Motivational interviewing feedback and technology improves asthma control and adherence
Published online: January 14, 2019
Asthma patients have difficulties following physician medication instructions. For more severe patients, this can lead to poor asthma control and reduced quality of life. If non-adherence is recognized, Motivational Interviewing Adherence Interventions (MIAI) can be given to improve asthma outcomes.
In a recent article in The Journal of Allergy Clinical Immunology: In Practice, Weinstein and colleagues reported a study of forty moderate-to-severe adult asthma patients to determine if electronic adherence monitoring with MIAI improved asthma control (using the Asthma Control Questionnaire or ACQ) and promoted adherence to mometasone furoate/formoterol, (MF/F) an inhaled asthma medication. Twenty patients in the intervention group completed a questionnaire from a web app, Asthma Adherence Pathway (AAP), identifying attitudes and beliefs about asthma treatment. They were also given an electronic monitor to measure MF/F adherence. Twenty patients received standard of asthma care from allergists and pulmonologists. Allergists/pulmonologists in the intervention group reviewed MF/F adherence monthly for 3 months. If mean values of MF/F adherence fell below 60% during the a one-month period, physicians used MIAI based on attitudes and beliefs identified initially by the AAP.
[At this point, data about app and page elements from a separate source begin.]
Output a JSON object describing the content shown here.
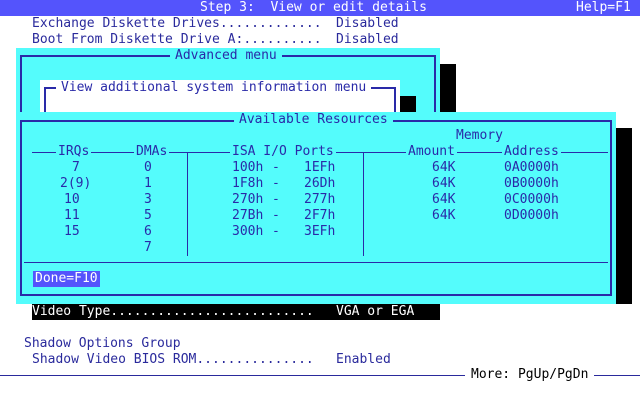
{
  "header": {
    "title": "Step 3:  View or edit details",
    "help": "Help=F1"
  },
  "background": {
    "rows_top": [
      {
        "label": "Exchange Diskette Drives.............",
        "value": "Disabled"
      },
      {
        "label": "Boot From Diskette Drive A:..........",
        "value": "Disabled"
      }
    ],
    "video_row": {
      "label": "Video Type..........................",
      "value": "VGA or EGA"
    },
    "shadow_group_title": "Shadow Options Group",
    "shadow_row": {
      "label": "Shadow Video BIOS ROM...............",
      "value": "Enabled"
    }
  },
  "advanced_menu": {
    "title": "Advanced menu",
    "submenu_title": "View additional system information menu"
  },
  "resources": {
    "title": "Available Resources",
    "memory_header": "Memory",
    "columns": {
      "irqs": "IRQs",
      "dmas": "DMAs",
      "ports": "ISA I/O Ports",
      "amount": "Amount",
      "address": "Address"
    },
    "irqs": [
      "7",
      "2(9)",
      "10",
      "11",
      "15"
    ],
    "dmas": [
      "0",
      "1",
      "3",
      "5",
      "6",
      "7"
    ],
    "ports": [
      {
        "from": "100h",
        "dash": "-",
        "to": "1EFh"
      },
      {
        "from": "1F8h",
        "dash": "-",
        "to": "26Dh"
      },
      {
        "from": "270h",
        "dash": "-",
        "to": "277h"
      },
      {
        "from": "27Bh",
        "dash": "-",
        "to": "2F7h"
      },
      {
        "from": "300h",
        "dash": "-",
        "to": "3EFh"
      }
    ],
    "memory": [
      {
        "amount": "64K",
        "address": "0A0000h"
      },
      {
        "amount": "64K",
        "address": "0B0000h"
      },
      {
        "amount": "64K",
        "address": "0C0000h"
      },
      {
        "amount": "64K",
        "address": "0D0000h"
      }
    ],
    "done_label": "Done=F10"
  },
  "footer": {
    "more": "More: PgUp/PgDn"
  },
  "colors": {
    "title_bar": "#5454fc",
    "window": "#54fcfc",
    "text": "#2a2aa8"
  }
}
The mean MF/F adherence in the intervention group was 81% during the 3 months. Adherence was not measured in the control group. The ACQ values for the two groups were similar at baseline. Thirteen intervention patients achieved significant clinical improvement compared with 6 control patients (P < .016). At the end of three months the intervention group showed significantly greater improvement in the ACQ (0.75) than the control group ACQ (0.19).
The findings are consistent with the Asthma Adherence Management Model (The Journal of Allergy and Clinical Immunology: In Practice 2013), which states that adherence can be achieved by: 1) identification of a patient’s beliefs and barriers about asthma management; 2) objectively monitoring patient’s medication use; 3) providing feedback about medication use; and 4) employing advanced communication skills such as Motivational Interviewing or Shared Decision Making to improve asthma control and promote adherence.
The Journal of Allergy and Clinical Immunology: In Practice is an official journal of the AAAAI, focusing on practical information for the practicing clinician.